[Website and app data records]
--- START ---

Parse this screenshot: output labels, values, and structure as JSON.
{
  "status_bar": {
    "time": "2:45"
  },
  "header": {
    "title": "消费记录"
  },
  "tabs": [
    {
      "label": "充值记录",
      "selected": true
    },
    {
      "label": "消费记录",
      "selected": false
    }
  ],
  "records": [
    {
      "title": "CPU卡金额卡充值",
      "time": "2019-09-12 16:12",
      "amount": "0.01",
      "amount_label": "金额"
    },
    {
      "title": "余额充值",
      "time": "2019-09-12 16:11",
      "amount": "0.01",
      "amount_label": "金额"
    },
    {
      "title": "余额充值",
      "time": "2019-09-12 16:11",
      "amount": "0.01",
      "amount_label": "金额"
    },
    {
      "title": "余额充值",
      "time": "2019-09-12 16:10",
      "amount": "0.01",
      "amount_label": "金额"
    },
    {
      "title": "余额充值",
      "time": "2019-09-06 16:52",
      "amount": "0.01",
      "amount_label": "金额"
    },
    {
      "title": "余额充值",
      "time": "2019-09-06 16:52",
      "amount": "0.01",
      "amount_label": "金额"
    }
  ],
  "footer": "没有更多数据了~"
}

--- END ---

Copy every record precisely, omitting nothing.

- **Solution below**:
Parse this screenshot: output labels, values, and structure as JSON.
{
  "status_bar": {
    "time": "2:45"
  },
  "header": {
    "title": "消费记录"
  },
  "tabs": [
    {
      "label": "充值记录",
      "selected": true
    },
    {
      "label": "消费记录",
      "selected": false
    }
  ],
  "records": [
    {
      "title": "CPU卡金额卡充值",
      "time": "2019-09-12 16:12",
      "amount": "0.01",
      "amount_label": "金额"
    },
    {
      "title": "余额充值",
      "time": "2019-09-12 16:11",
      "amount": "0.01",
      "amount_label": "金额"
    },
    {
      "title": "余额充值",
      "time": "2019-09-12 16:11",
      "amount": "0.01",
      "amount_label": "金额"
    },
    {
      "title": "余额充值",
      "time": "2019-09-12 16:10",
      "amount": "0.01",
      "amount_label": "金额"
    },
    {
      "title": "余额充值",
      "time": "2019-09-06 16:52",
      "amount": "0.01",
      "amount_label": "金额"
    },
    {
      "title": "余额充值",
      "time": "2019-09-06 16:52",
      "amount": "0.01",
      "amount_label": "金额"
    }
  ],
  "footer": "没有更多数据了~"
}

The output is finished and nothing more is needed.